Problem description: Would you filter the listing below so that only lines with the word "المواضيع" remain?

Top of Provided material

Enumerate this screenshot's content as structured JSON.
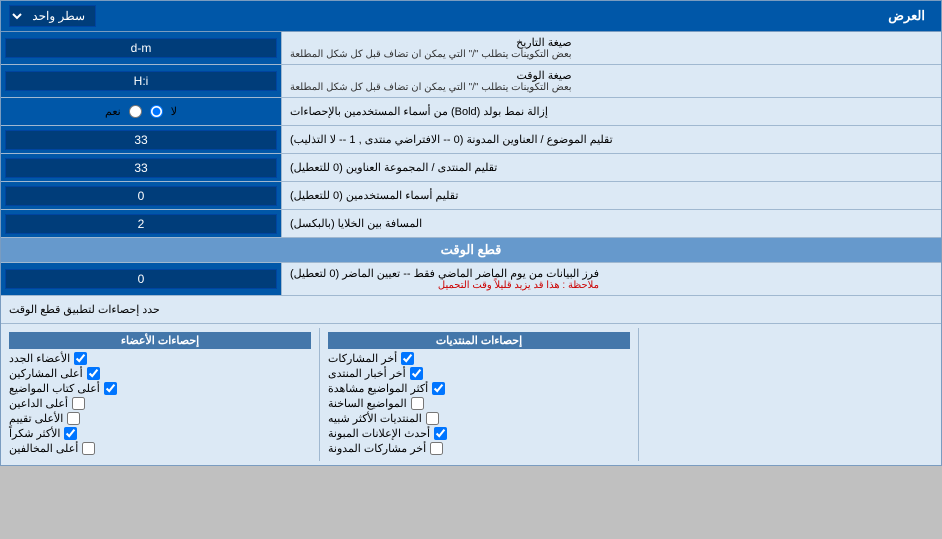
{
  "page": {
    "header": {
      "title": "سطر واحد",
      "title_label": "العرض"
    },
    "date_format": {
      "label": "صيغة التاريخ",
      "note": "بعض التكوينات يتطلب \"/\" التي يمكن ان تضاف قبل كل شكل المطلعة",
      "value": "d-m"
    },
    "time_format": {
      "label": "صيغة الوقت",
      "note": "بعض التكوينات يتطلب \"/\" التي يمكن ان تضاف قبل كل شكل المطلعة",
      "value": "H:i"
    },
    "bold_remove": {
      "label": "إزالة نمط بولد (Bold) من أسماء المستخدمين بالإحصاءات",
      "radio_yes": "نعم",
      "radio_no": "لا",
      "selected": "no"
    },
    "topic_limit": {
      "label": "تقليم الموضوع / العناوين المدونة (0 -- الافتراضي منتدى , 1 -- لا التذليب)",
      "value": "33"
    },
    "forum_limit": {
      "label": "تقليم المنتدى / المجموعة العناوين (0 للتعطيل)",
      "value": "33"
    },
    "user_limit": {
      "label": "تقليم أسماء المستخدمين (0 للتعطيل)",
      "value": "0"
    },
    "space_between": {
      "label": "المسافة بين الخلايا (بالبكسل)",
      "value": "2"
    },
    "time_cut_section": {
      "title": "قطع الوقت"
    },
    "time_cut": {
      "label": "فرز البيانات من يوم الماضر الماضي فقط -- تعيين الماضر (0 لتعطيل)",
      "note": "ملاحظة : هذا قد يزيد قليلاً وقت التحميل",
      "value": "0"
    },
    "limit_stats": {
      "label": "حدد إحصاءات لتطبيق قطع الوقت"
    },
    "col_posts": {
      "header": "إحصاءات المنتديات",
      "items": [
        {
          "label": "أخر المشاركات",
          "checked": true
        },
        {
          "label": "أخر أخبار المنتدى",
          "checked": true
        },
        {
          "label": "أكثر المواضيع مشاهدة",
          "checked": true
        },
        {
          "label": "المواضيع الساخنة",
          "checked": false
        },
        {
          "label": "المنتديات الأكثر شبيه",
          "checked": false
        },
        {
          "label": "أحدث الإعلانات المبونة",
          "checked": true
        },
        {
          "label": "أخر مشاركات المدونة",
          "checked": false
        }
      ]
    },
    "col_members": {
      "header": "إحصاءات الأعضاء",
      "items": [
        {
          "label": "الأعضاء الجدد",
          "checked": true
        },
        {
          "label": "أعلى المشاركين",
          "checked": true
        },
        {
          "label": "أعلى كتاب المواضيع",
          "checked": true
        },
        {
          "label": "أعلى الداعين",
          "checked": false
        },
        {
          "label": "الأعلى تقييم",
          "checked": false
        },
        {
          "label": "الأكثر شكراً",
          "checked": true
        },
        {
          "label": "أعلى المخالفين",
          "checked": false
        }
      ]
    }
  }
}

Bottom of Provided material

Exercise solution:
          "label": "أكثر المواضيع مشاهدة",
          "label": "المواضيع الساخنة",
          "label": "أعلى كتاب المواضيع",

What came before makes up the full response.